What the task requires: Copy out each line of the data that includes the string "June".
○ ○ ○
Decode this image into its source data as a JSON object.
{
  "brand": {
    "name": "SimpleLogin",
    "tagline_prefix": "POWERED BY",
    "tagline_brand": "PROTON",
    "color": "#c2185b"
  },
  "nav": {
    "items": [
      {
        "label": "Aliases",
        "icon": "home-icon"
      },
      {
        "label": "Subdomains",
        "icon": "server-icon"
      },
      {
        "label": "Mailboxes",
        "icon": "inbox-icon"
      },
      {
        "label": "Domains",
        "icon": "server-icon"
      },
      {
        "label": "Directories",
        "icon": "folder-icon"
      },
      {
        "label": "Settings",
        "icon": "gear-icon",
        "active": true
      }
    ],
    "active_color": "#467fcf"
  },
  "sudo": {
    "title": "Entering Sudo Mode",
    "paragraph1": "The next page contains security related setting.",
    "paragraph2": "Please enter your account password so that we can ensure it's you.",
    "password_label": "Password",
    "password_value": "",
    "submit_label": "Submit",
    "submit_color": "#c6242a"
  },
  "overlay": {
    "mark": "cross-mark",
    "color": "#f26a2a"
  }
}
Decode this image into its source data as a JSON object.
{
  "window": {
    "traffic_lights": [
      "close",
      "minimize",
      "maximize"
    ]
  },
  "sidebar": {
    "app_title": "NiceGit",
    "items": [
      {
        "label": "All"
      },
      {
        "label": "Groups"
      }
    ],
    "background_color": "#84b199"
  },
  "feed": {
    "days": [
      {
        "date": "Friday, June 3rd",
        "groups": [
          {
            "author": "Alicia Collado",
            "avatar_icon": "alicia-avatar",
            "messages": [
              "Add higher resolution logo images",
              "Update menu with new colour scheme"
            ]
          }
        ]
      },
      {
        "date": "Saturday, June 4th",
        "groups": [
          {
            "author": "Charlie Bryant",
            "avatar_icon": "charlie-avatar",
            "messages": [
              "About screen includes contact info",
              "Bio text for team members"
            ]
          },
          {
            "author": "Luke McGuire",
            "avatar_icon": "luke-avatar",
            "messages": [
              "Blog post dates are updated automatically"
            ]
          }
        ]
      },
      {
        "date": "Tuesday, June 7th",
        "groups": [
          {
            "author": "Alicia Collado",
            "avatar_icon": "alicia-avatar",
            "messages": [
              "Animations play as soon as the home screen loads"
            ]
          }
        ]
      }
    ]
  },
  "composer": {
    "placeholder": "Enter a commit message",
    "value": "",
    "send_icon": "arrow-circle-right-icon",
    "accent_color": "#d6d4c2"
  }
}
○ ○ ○
Reply:
        "date": "Friday, June 3rd",
        "date": "Saturday, June 4th",
        "date": "Tuesday, June 7th",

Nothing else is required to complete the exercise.